(Stored items)

——

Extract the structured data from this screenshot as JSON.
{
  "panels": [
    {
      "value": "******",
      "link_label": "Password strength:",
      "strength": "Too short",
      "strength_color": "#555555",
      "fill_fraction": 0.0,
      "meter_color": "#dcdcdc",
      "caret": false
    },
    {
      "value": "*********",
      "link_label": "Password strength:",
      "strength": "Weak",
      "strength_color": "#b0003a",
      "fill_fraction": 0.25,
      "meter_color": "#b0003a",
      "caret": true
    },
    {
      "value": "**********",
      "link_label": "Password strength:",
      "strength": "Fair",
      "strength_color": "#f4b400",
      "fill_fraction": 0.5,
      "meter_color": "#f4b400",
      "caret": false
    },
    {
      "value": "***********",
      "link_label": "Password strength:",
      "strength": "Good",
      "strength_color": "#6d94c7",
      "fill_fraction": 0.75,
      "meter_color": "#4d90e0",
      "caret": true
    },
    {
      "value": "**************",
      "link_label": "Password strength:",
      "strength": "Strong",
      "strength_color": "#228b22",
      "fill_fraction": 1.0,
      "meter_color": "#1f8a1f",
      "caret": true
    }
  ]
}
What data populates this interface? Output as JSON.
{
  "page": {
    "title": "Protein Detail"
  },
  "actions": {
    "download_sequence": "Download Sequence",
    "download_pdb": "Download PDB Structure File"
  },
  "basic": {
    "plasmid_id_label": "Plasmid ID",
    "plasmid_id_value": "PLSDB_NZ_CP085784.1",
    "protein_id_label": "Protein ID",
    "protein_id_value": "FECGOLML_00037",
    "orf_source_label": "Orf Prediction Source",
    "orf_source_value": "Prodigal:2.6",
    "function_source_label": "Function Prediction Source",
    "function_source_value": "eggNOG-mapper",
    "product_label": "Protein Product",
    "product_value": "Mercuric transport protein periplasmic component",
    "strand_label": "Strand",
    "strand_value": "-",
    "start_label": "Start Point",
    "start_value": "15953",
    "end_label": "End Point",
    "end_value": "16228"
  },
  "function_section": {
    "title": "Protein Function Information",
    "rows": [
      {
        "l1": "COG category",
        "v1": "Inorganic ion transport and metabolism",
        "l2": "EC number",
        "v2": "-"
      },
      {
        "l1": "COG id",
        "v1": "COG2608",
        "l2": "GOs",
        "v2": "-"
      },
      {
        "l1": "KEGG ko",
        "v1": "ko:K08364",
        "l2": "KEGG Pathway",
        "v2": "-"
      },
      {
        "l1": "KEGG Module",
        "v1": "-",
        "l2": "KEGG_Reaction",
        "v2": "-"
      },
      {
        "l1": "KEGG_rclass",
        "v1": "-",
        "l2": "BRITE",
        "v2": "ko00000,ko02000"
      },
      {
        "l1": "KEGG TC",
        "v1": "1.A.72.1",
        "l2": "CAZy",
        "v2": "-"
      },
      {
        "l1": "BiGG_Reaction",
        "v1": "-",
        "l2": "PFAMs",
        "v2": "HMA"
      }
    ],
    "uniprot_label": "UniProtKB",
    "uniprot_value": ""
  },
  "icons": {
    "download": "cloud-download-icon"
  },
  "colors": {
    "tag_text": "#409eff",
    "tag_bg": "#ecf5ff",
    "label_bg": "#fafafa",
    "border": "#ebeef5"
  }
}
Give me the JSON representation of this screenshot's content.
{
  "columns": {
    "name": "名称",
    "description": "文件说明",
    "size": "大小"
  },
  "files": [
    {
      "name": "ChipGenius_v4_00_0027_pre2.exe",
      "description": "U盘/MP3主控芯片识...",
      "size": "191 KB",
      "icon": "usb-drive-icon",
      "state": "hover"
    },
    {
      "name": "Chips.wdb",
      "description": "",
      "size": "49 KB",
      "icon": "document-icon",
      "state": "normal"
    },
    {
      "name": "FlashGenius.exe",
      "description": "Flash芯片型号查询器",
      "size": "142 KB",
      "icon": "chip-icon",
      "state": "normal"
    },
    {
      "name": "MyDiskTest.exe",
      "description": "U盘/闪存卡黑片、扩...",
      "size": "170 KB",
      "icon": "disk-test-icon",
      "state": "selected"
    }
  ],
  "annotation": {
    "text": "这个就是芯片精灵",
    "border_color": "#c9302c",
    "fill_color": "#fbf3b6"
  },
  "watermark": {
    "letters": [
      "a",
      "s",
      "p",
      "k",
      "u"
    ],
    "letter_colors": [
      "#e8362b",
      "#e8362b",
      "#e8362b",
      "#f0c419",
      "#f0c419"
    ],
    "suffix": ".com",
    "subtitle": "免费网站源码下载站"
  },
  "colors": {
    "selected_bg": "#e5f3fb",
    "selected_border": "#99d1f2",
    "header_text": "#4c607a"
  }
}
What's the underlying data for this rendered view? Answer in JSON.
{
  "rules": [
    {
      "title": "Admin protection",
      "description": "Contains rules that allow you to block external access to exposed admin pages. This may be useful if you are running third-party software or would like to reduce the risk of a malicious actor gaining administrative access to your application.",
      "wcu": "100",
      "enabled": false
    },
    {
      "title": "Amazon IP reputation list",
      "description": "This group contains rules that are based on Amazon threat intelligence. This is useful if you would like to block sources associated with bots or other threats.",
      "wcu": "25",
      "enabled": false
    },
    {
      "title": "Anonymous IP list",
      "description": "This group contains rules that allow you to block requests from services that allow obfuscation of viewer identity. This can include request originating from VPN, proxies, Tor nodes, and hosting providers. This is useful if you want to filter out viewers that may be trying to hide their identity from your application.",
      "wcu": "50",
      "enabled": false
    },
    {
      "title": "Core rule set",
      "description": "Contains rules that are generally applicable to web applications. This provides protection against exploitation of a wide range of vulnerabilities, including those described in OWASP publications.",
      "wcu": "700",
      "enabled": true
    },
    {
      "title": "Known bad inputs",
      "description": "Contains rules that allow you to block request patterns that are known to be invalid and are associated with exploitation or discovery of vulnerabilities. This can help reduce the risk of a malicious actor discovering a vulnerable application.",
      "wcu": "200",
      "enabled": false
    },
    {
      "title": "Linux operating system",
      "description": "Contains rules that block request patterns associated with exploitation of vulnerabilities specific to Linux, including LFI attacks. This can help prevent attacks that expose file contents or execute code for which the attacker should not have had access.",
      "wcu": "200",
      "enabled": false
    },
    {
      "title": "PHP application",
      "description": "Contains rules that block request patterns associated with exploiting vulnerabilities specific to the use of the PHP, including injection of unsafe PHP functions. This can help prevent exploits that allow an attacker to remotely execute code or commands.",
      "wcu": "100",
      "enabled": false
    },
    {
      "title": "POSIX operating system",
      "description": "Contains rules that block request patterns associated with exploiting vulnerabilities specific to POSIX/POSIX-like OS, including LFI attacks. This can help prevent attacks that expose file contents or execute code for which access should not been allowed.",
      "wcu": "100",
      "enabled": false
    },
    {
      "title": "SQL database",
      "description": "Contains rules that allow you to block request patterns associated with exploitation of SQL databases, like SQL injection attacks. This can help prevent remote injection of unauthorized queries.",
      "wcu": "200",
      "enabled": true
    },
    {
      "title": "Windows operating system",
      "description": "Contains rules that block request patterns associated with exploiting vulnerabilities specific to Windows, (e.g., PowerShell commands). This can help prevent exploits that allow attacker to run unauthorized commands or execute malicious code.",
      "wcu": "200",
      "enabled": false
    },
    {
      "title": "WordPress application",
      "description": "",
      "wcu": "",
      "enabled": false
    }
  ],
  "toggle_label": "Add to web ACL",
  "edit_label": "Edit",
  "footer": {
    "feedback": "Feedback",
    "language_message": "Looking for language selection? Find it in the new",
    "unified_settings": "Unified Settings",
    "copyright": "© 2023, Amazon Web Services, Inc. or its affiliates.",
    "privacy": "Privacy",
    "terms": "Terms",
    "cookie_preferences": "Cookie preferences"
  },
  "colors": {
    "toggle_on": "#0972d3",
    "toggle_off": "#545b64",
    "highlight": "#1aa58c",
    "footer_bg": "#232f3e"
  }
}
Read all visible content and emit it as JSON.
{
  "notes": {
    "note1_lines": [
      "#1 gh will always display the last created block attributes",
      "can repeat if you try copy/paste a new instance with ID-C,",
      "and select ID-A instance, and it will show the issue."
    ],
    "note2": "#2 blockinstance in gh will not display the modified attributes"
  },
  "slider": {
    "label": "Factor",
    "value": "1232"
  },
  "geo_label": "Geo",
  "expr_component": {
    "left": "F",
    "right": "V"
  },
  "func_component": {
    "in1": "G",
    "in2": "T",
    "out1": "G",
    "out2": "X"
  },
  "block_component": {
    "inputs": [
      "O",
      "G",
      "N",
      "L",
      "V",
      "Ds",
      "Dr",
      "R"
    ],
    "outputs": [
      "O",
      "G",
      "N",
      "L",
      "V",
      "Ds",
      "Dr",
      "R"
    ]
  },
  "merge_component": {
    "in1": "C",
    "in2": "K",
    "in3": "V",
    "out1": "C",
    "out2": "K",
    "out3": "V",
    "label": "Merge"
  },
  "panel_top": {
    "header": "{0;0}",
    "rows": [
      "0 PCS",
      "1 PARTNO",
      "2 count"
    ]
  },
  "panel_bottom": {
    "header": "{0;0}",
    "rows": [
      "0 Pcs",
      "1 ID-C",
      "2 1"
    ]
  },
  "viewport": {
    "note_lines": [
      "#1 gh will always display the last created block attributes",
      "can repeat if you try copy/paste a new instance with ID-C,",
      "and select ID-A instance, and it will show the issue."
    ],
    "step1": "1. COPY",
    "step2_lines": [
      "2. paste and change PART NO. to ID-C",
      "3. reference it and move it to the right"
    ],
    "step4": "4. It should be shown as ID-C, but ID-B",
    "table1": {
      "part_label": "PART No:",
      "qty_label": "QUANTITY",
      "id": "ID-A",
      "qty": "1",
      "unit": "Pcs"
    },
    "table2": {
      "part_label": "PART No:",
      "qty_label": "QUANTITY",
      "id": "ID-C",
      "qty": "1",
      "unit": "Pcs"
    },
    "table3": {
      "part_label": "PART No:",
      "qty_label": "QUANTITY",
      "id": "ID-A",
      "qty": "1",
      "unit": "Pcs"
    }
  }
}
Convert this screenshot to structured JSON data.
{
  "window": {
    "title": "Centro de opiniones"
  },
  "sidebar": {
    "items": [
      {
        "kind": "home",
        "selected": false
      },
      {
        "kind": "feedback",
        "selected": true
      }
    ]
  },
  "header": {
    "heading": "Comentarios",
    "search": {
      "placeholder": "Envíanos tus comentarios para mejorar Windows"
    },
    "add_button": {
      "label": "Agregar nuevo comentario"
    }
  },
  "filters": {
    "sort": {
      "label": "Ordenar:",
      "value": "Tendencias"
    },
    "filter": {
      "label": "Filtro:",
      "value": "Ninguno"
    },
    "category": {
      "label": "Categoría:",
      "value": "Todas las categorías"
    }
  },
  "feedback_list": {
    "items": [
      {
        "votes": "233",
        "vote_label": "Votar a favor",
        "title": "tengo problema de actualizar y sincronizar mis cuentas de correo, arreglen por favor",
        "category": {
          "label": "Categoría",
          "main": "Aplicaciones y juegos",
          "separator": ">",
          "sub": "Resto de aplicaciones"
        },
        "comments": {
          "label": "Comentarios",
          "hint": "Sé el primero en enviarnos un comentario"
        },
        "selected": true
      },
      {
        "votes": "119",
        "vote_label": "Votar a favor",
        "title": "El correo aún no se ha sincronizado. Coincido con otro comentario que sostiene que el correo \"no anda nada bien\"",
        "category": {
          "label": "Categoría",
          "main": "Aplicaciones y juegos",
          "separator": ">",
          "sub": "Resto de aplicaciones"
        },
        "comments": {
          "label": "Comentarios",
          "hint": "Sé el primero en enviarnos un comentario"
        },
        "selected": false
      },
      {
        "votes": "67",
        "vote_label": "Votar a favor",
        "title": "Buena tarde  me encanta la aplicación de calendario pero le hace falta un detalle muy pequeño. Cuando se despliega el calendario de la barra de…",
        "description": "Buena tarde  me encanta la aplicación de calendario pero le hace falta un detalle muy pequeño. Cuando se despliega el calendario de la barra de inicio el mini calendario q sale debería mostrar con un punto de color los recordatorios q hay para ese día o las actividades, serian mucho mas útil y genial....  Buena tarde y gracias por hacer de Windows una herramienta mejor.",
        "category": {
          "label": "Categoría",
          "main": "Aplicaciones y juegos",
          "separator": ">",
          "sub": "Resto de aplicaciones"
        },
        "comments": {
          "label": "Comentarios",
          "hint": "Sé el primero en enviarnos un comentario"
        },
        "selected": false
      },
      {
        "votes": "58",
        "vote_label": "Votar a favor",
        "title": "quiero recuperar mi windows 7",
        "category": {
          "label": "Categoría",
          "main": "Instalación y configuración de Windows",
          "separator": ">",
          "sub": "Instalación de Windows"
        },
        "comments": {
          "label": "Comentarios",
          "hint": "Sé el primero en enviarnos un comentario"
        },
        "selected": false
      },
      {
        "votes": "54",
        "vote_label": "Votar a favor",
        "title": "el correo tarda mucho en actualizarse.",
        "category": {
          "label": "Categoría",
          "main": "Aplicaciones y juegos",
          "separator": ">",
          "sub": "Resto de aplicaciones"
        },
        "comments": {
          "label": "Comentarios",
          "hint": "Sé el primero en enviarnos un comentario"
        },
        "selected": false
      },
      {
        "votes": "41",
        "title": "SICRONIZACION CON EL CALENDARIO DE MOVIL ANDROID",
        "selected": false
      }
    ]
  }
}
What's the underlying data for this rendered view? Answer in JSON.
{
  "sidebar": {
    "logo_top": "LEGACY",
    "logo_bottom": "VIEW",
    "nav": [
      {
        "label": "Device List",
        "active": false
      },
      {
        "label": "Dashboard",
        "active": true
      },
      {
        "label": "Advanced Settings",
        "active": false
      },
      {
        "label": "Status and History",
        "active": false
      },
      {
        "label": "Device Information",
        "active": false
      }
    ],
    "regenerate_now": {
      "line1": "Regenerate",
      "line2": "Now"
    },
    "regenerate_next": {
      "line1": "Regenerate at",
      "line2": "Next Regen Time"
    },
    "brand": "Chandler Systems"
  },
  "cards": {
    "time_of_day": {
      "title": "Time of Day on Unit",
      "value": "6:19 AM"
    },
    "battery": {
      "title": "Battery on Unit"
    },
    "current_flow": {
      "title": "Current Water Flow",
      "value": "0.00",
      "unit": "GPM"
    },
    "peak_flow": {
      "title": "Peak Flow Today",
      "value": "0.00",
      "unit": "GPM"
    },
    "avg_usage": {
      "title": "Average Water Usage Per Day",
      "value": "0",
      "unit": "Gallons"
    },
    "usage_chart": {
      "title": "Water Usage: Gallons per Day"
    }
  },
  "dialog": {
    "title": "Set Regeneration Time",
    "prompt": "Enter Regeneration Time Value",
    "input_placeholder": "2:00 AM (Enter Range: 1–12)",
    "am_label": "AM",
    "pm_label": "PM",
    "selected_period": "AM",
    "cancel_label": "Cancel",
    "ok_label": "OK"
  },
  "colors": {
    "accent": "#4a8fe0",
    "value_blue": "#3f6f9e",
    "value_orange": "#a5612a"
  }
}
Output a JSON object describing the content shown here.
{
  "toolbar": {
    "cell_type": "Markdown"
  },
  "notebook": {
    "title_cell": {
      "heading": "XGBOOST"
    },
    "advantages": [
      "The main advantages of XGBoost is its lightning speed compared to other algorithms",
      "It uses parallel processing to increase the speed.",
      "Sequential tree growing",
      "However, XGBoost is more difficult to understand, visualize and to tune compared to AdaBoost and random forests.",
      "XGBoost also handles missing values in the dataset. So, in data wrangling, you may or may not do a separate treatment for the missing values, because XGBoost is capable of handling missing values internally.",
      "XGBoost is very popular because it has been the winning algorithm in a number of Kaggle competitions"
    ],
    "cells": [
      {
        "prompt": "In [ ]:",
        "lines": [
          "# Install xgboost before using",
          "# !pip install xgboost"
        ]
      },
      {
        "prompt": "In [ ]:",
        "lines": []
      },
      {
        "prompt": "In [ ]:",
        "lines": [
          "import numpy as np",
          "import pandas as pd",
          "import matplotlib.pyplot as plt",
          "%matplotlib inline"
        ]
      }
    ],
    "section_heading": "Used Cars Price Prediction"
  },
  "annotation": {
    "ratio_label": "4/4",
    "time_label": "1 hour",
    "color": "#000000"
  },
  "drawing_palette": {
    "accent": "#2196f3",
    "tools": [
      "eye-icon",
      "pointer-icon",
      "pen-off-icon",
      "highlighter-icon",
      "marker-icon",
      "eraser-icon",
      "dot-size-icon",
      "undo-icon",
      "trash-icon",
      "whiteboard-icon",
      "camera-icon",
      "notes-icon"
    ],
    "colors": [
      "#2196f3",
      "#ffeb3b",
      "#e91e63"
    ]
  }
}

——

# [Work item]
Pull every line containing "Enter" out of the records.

# [Answer space]
    "prompt": "Enter Regeneration Time Value",
    "input_placeholder": "2:00 AM (Enter Range: 1–12)",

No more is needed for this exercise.